Sprinkler installation can pay for itself and make property more valuable if fire departments, conservation organizations, local governments, water utilities, and builders are willing to agree to sensible compromises that can be mutually beneficial. Concessions such as reduced street widths in neighborhoods with fully-sprinklered homes can lead to significant savings in infrastructure costs like storm water mitigation features. In neighborhoods where all dwellings meet minimum home fire sprinkler standards, flow requirements for fire hydrants can be halved to as low as 500 gallons per minute. Reducing the developed space can keep buildings, lawns, and other land disturbances out of floodplains and away from the existing natural areas that many potential home buyers find to be desirable quality of life features. The inclusion of home fire sprinkler installation in the construction approval process can save money, protect people and property, and at the same time conserve water and preserve habitat for wildlife and plant communities. It really is a no-brainer.
And, at last, explanation number two—the editor of “Life in the Lower Susquehanna River Watershed” is simply too frugal to pay for a separate website for all of the firefighting commentary found at “Riverside Firemen’s Retreat”, so he stuffed it all into this one. Cheapskate!

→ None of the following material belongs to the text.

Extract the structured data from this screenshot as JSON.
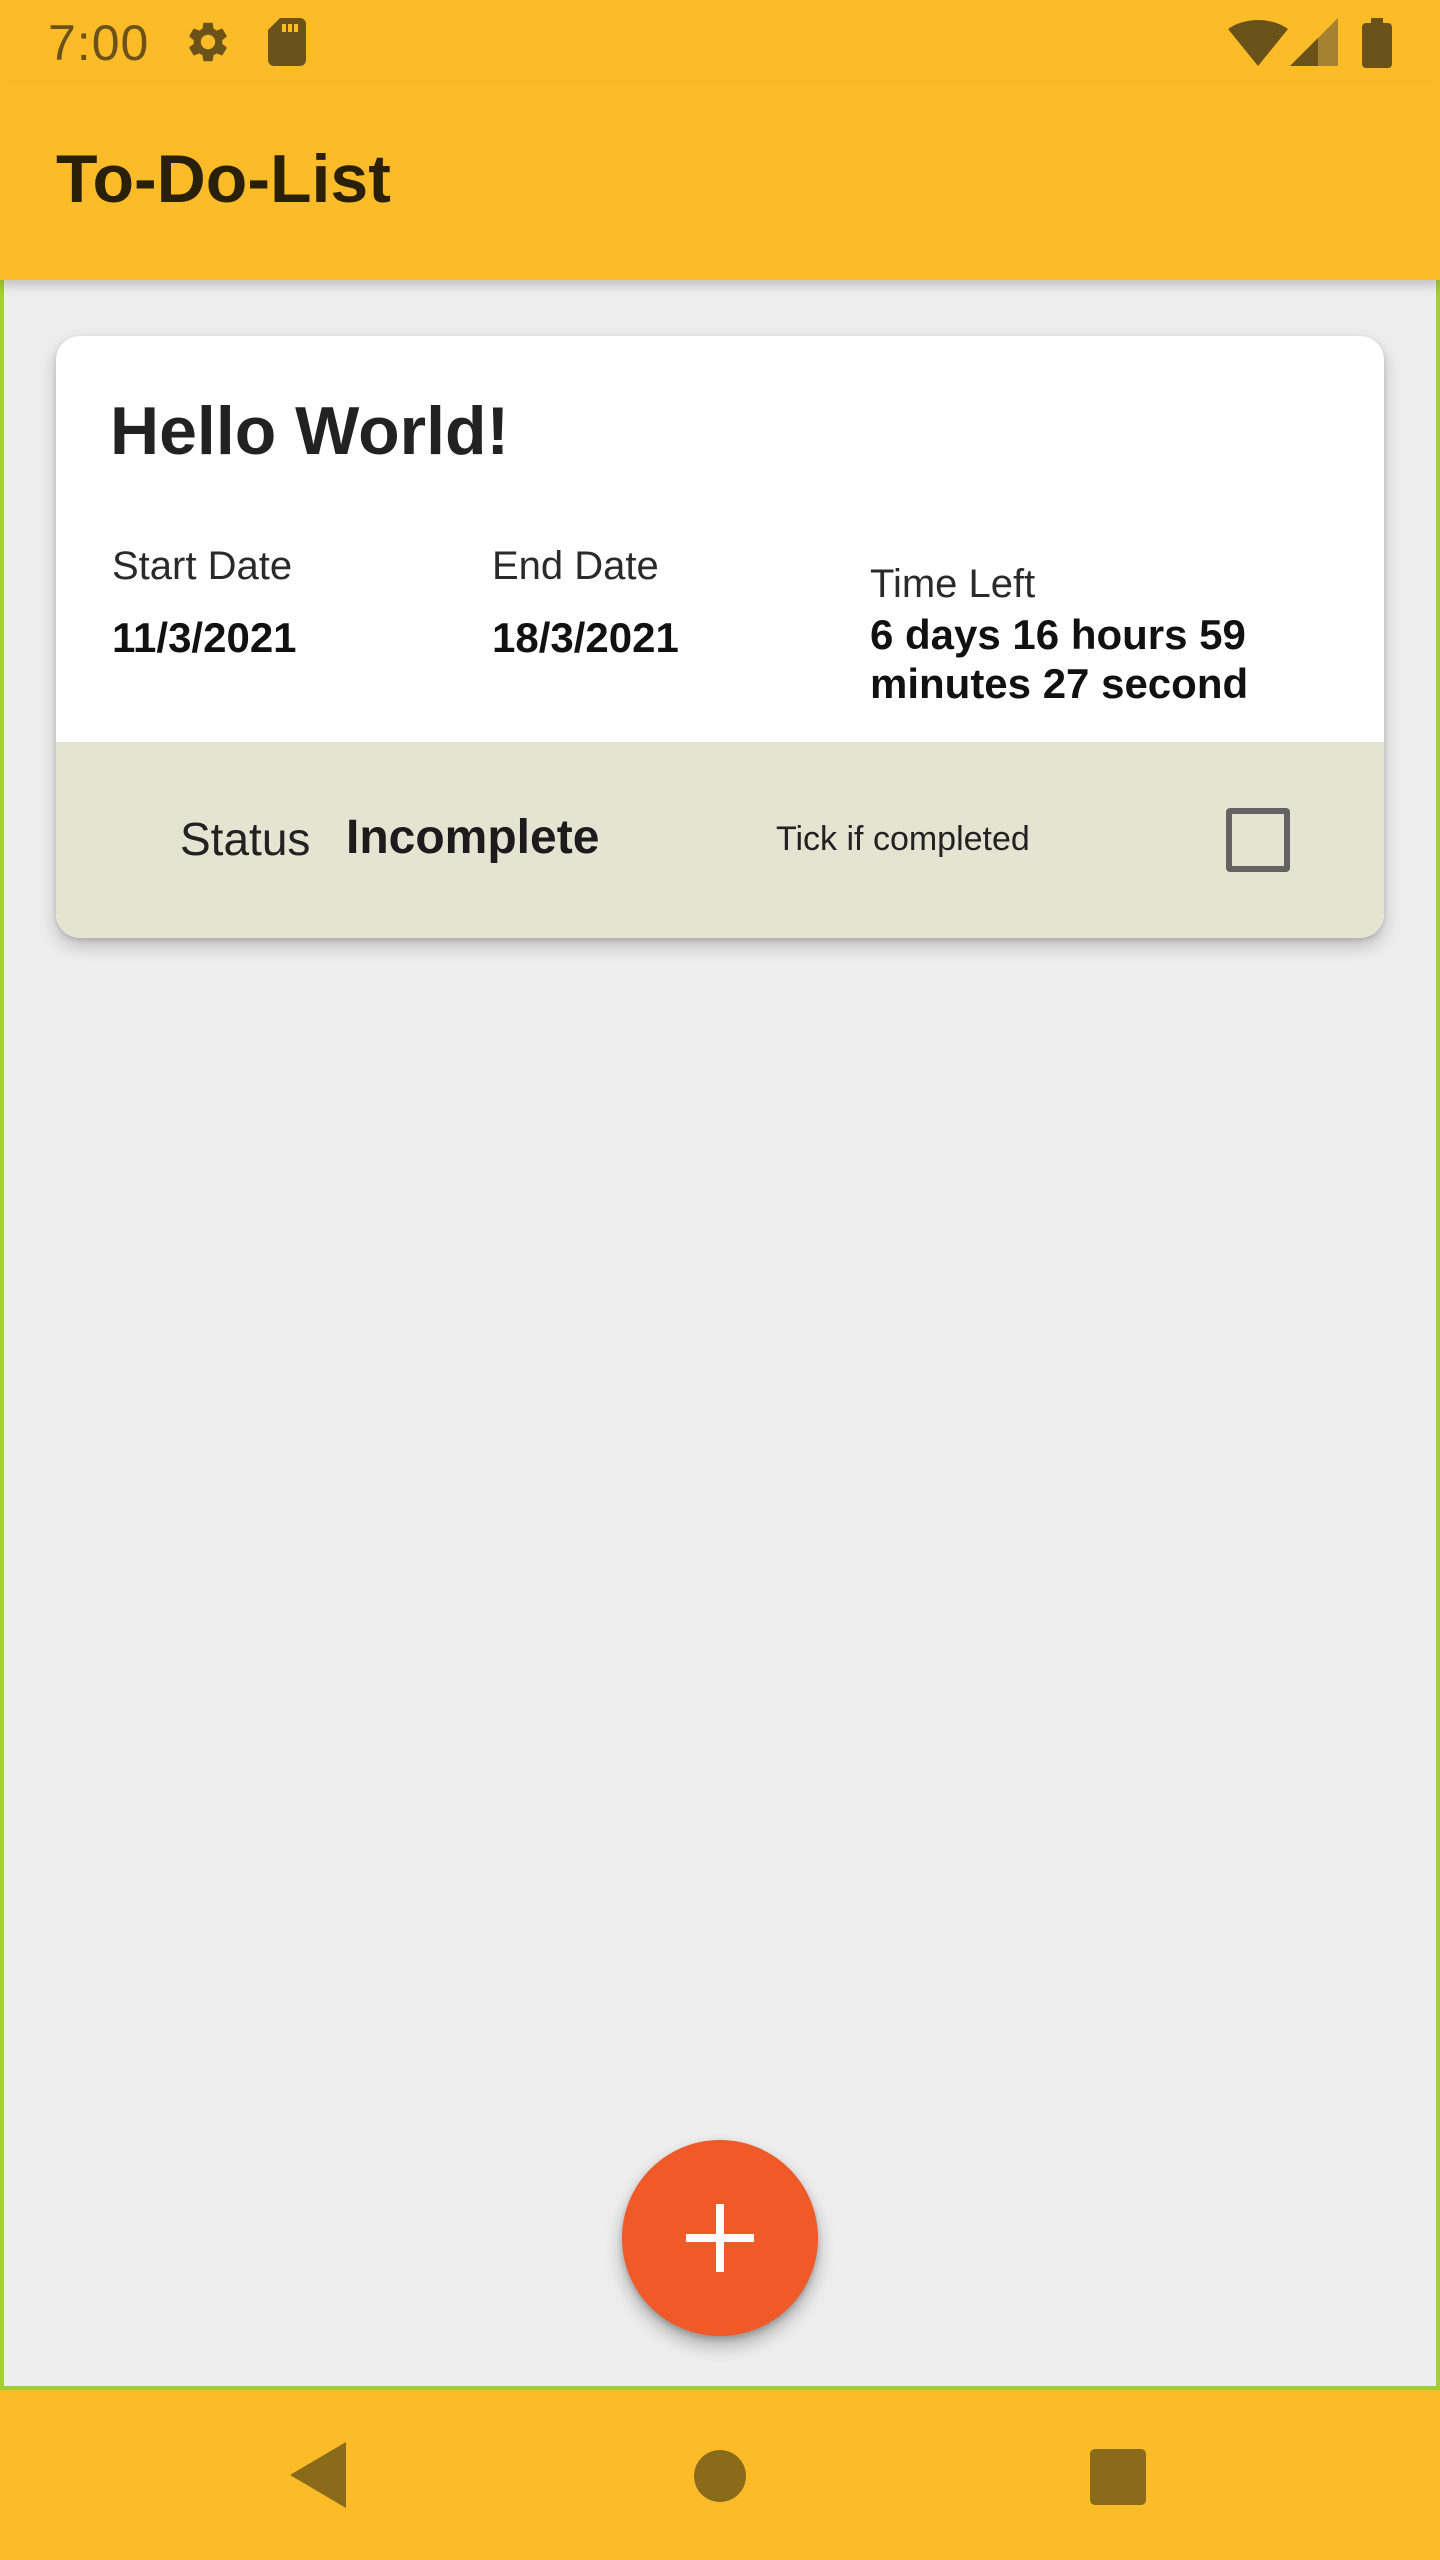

We’re all about P. C.—Here at “Life in the Lower Susquehanna River Watershed”, we enthusiastically encourage a P. C. management philosophy. We believe that our operations and finances should embrace the fairness and unbiased point of view that only P. C. can provide. Our goal is to instill the P. C. ethic into the fabric of our reader’s lives so that they too may pursue a life of liberty and prosperity, free from worry and want.
The editor of “Life in the Lower Susquehanna River Watershed” was described concisely by local naturalist Samuel M. Black, “…he’s an enigma.”
In case you were wondering—The editor of “Life in the Lower Susquehanna River Watershed” works a day job. The majority of new content is published at night, while the voices in his head are asleep, so that he might not be disturbed.